Instead of drawing on Sydney Water’s resources, UNSW draws on this precious underground source to provide clean bore water for non-drinking use. This water is treated and used for the swimming pool, building cooling towers, laboratory water uses and toilet flushing.

UNSW water cycle

Efficient greenkeeping with smart irrigation

UNSW’s grounds management was recognised with multiple industry awards for its outstanding green-keeping and garden maintenance program last year.

Landscape Association last year awarded UNSW’s contractor Green Options with the 2019 Husqvarna Award for Best Commercial Landscape Maintenance Site of the Year, and Gold and Best in Category for Commercial Maintenance.

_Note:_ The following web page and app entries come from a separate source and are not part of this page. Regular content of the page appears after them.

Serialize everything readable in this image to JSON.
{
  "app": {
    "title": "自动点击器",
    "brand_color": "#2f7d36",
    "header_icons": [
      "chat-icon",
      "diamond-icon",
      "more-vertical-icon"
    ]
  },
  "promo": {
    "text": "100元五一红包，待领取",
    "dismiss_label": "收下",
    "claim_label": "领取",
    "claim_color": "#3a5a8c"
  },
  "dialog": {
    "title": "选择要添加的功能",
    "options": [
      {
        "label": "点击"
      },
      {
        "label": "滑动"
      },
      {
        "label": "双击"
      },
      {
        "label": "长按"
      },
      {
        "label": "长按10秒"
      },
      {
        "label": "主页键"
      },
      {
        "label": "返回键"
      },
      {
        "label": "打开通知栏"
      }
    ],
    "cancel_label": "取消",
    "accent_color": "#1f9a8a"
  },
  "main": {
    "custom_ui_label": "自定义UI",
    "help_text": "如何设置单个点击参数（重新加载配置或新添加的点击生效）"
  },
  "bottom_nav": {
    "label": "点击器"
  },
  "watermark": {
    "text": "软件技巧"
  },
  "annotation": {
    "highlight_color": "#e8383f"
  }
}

The 40,000 square metres of lawn and 500 individual garden beds on campus are managed with minimal watering, through the use of bore water and good mulching. 

This water distribution is managed efficiently with the Hunter Hydrawise irrigation system, a smart system with automatic features.  

“Our irrigation systems are fitted with rain sensors that will automatically stop if they detect rain, so the plants can be watered by the rain instead,” Estate Management Grounds Manager Mark Clark said.

“The system can also be adjusted seasonally, manually and predictively, to enhance efficiency.

“We also have a 50mm layer of wood-chip mulch on the garden beds to reduce evaporation,” Mr Clark said.

“When we are choosing new plants, we favour the use of drought-tolerant indigenous species, where possible, to lessen the need for watering.”

Following the outbreak of COVID-19 and the campus closure, Estate Management continues to maintain the grounds sustainably.

What else is UNSW doing to become more environmentally sustainable?

Under the Environmental Sustainability Plan 2019-21, UNSW has committed to

  • Installing a bore water network for non-potable uses in all new buildings
  • Ensuring all new water consuming fixtures are Water Efficiency Labelling and Standards (WELS)-rated
  • Protecting the existing 28% tree canopy cover.

What can you do?

There are lots of ways you can save water. Here are a few ideas:                                                                                

  • Take shorter showers
  • Use the half flush on your toilet whenever possible
  • Turn the tap off – you don't need to leave it running unnecessarily
  • Wait until you have a full load before using your dishwasher
  • Use rainwater or bore water for all external washdown and watering if possible.